Emil Brunnquell, Policy Officer at Ile-de-France Mobilités, and Françoise Guaspare, Senior Advisor at Ile-de-France Europe, provided an overview of the mobility response to COVID-19 in the region.
Whilst Ile-de-France’s public transport strategy for post-lockdown has yet to be finalised, measures are being taken to support public transport users. To compensate for massively reduced services, holders of monthly public transport travel cards have been offered a 100 Euro refund. Public transport capacity across the region has been reduced to cater for two million passengers, with supply on buses and metros reduced to around a third of normal capacity. Two million masks have been distributed to public transport passengers. A new charter on public transport and home-working has been signed by the region, local authorities, the state, employers and unions to encourage home-working and changed travel behaviour during this time. Françoise and Emil also highlighted the significant financial problems facing public transport, with Ile-de-France Mobilités currently losing around half a billion Euros every month. Support is being sought from the national government to support Ile-de-France Mobilités during this challenging time.
Ile-de-France is taking a range of measures to support cycling in the coming months. Before COVID-19, the region was aiming to have two million trips per day taken by bike by 2021. To do so, Ile-de-France has committed to making improvements to infrastructure and cycle parking, as well as providing better connectivity within the network. An ambitious plan for 650km of cycle paths across the region has been brought forward as a result of COVID-19, with 250km of temporary cycle paths being implemented in the near future. These temporary lanes will be used to test and trial the network and predict people’s needs and behaviours. The new cycle network (‘RER-V’) will aim to deliver high-quality, safe, efficient, comfortable and continuous cycle routes across the region.

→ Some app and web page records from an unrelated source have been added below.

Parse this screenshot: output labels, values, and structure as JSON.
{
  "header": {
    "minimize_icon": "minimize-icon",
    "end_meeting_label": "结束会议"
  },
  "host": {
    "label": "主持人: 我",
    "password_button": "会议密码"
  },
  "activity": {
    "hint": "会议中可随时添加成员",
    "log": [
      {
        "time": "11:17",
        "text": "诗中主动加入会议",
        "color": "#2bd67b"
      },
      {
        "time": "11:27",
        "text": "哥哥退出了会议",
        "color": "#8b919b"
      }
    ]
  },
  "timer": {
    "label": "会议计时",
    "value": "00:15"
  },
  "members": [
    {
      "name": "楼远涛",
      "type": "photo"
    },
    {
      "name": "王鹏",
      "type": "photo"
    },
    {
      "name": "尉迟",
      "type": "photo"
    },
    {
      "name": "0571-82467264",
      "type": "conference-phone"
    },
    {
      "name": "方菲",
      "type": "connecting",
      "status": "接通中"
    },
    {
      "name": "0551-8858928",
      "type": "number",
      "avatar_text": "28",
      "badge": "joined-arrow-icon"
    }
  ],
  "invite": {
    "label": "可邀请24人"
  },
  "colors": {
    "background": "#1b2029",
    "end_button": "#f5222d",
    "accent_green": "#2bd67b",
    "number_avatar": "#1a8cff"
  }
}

To accompany this, Ile-de-France’s ‘Veligo’ e-bike rental scheme (considered the largest in the world) is providing 10,000 e-bikes for people to hire across the region. This will eventually increase to 20,000. To support sustainable mobility post-lockdown, one month of free use of e-bikes is being offered to all subscribers, with 200 bikes also made available free of charge to health workers. Ile-de-France is covering 50% of the costs for the purchase of e-bikes, which will soon be extended to all bikes. Whilst plans to expand the use of e-bikes were already in place, the situation with COVID-19 has brought them forward.
Members can access the recording of the webinars in the members’ area on the POLIS website. For the full list of webinars, please see our website.